Going into this season, there were murmurs from within that his job was on the line. 

Fans grumbled. Boosters snarled. Those in and around the program rated the temperature of his seat as blistering. 

To make matters worse, a resounding opening triumph over Division I-AA bottom-feeder Florida A&M was overshadowed by the tragic murder of former player Elkino Watson. Then, the Bulls slumped into a three-game losing streak with defeats against FSU, Maryland and Memphis due — at least in part — to a failure to finish games.

But Taggart carried on.

He forced his team to learn how to finish by making them run more during practice on Sundays after games. 

“It sounds kind of crazy, but after a Powerade break, we were running,” sophomore quarterback Quinton Flowers said. “You may be like, ‘Why are we running for? We’re running for no reason.’ But at the end of the day, we were just finishing. 

“We know we wanted to finish the fourth quarter and that’s what that running was for.”

After a resounding Homecoming win over Syracuse — Taggart’s first signature win — the Bulls’ roll began. They dispatched Connecticut and Southern Methodist before hiccupping at Navy, then rebounding in come-from-behind fashion at rainy East Carolina.

Then came Saturday night, the game that many wrote off as a defeat long before the season began. After all, it was against a Temple team that came within four points of knocking off a playoff contender in Notre Dame just two weeks earlier.

But Taggart carried on — right into bowl eligibility. 

St. Pete? Miami Beach? It doesn’t matter. Turnarounds like this are supposed to be made for Hollywood. 

This one was proudly directed by Willie Taggart.

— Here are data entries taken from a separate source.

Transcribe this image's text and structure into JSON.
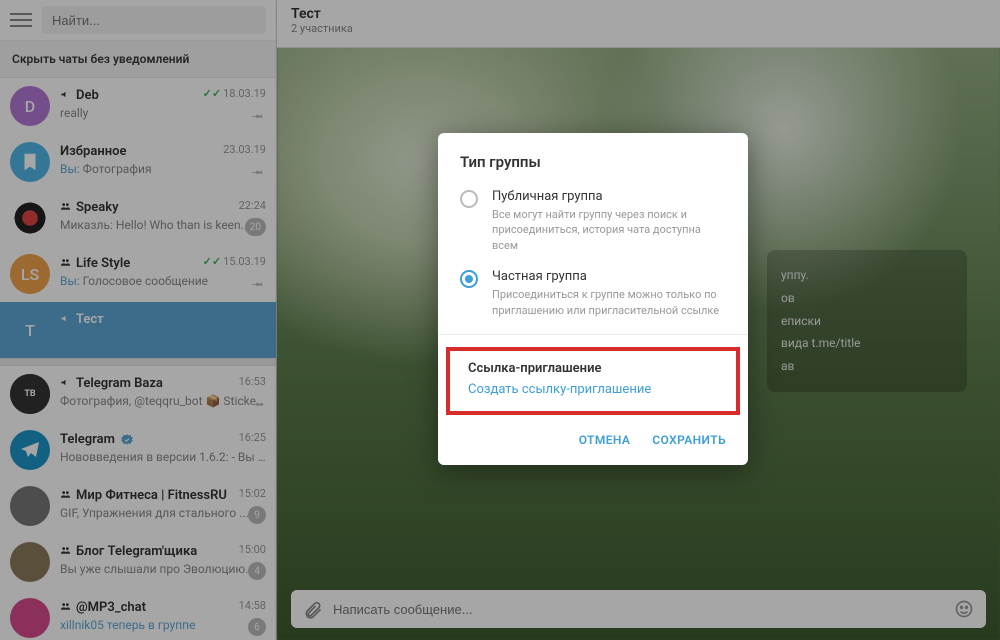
{
  "search": {
    "placeholder": "Найти..."
  },
  "hide_label": "Скрыть чаты без уведомлений",
  "chats": [
    {
      "avatar_letter": "D",
      "avatar_bg": "#b379d6",
      "speaker": true,
      "name": "Deb",
      "sub": "really",
      "time": "18.03.19",
      "checks": true,
      "pin": true
    },
    {
      "avatar_letter": "",
      "avatar_bg": "#4fb5e7",
      "speaker": false,
      "name": "Избранное",
      "sub_prefix": "Вы:",
      "sub": " Фотография",
      "time": "23.03.19",
      "pin": true,
      "saved": true
    },
    {
      "avatar_letter": "",
      "avatar_bg": "#fff",
      "speaker": true,
      "name": "Speaky",
      "sub": "Миказль: Hello! Who than is keen...",
      "time": "22:24",
      "badge": "20",
      "speaky": true
    },
    {
      "avatar_letter": "LS",
      "avatar_bg": "#f0a24c",
      "speaker": true,
      "name": "Life Style",
      "sub_prefix": "Вы:",
      "sub": " Голосовое сообщение",
      "time": "15.03.19",
      "checks": true,
      "pin": true
    },
    {
      "avatar_letter": "T",
      "avatar_bg": "#5da6d4",
      "speaker": true,
      "name": "Тест",
      "sub": "",
      "time": "",
      "selected": true
    },
    {
      "avatar_letter": "",
      "avatar_bg": "#333",
      "speaker": true,
      "name": "Telegram Baza",
      "sub": "Фотография, @teqqru_bot 📦 Sticker...",
      "time": "16:53",
      "pin": true,
      "baza": true
    },
    {
      "avatar_letter": "",
      "avatar_bg": "#1e96c8",
      "speaker": false,
      "name": "Telegram",
      "verified": true,
      "sub": "Нововведения в версии 1.6.2: - Вы м...",
      "time": "16:25",
      "tg": true
    },
    {
      "avatar_letter": "",
      "avatar_bg": "#777",
      "speaker": true,
      "name": "Мир Фитнеса | FitnessRU",
      "sub": "GIF, Упражнения для стального ...",
      "time": "15:02",
      "badge": "9"
    },
    {
      "avatar_letter": "",
      "avatar_bg": "#8a7a5a",
      "speaker": true,
      "name": "Блог Telegram'щика",
      "sub": "Вы уже слышали про Эволюцию...",
      "time": "15:00",
      "badge": "4"
    },
    {
      "avatar_letter": "",
      "avatar_bg": "#d64b8a",
      "speaker": true,
      "name": "@MP3_chat",
      "sub_prefix": "",
      "sub": "xillnik05 теперь в группе",
      "sub_blue": true,
      "time": "14:58",
      "badge": "6"
    }
  ],
  "main": {
    "title": "Тест",
    "subtitle": "2 участника",
    "sys_lines": [
      "уппу.",
      "ов",
      "еписки",
      "вида t.me/title",
      "ав"
    ],
    "compose_placeholder": "Написать сообщение..."
  },
  "modal": {
    "title": "Тип группы",
    "opt_public": {
      "title": "Публичная группа",
      "desc": "Все могут найти группу через поиск и присоединиться, история чата доступна всем"
    },
    "opt_private": {
      "title": "Частная группа",
      "desc": "Присоединиться к группе можно только по приглашению или пригласительной ссылке"
    },
    "invite_title": "Ссылка-приглашение",
    "invite_link": "Создать ссылку-приглашение",
    "cancel": "ОТМЕНА",
    "save": "СОХРАНИТЬ"
  }
}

“I always say climbing is easier than hanging on,” he said. “And our guys are climbing in the right direction and this is what we want. This is what we thought it could be here.

“It’s only the beginning.”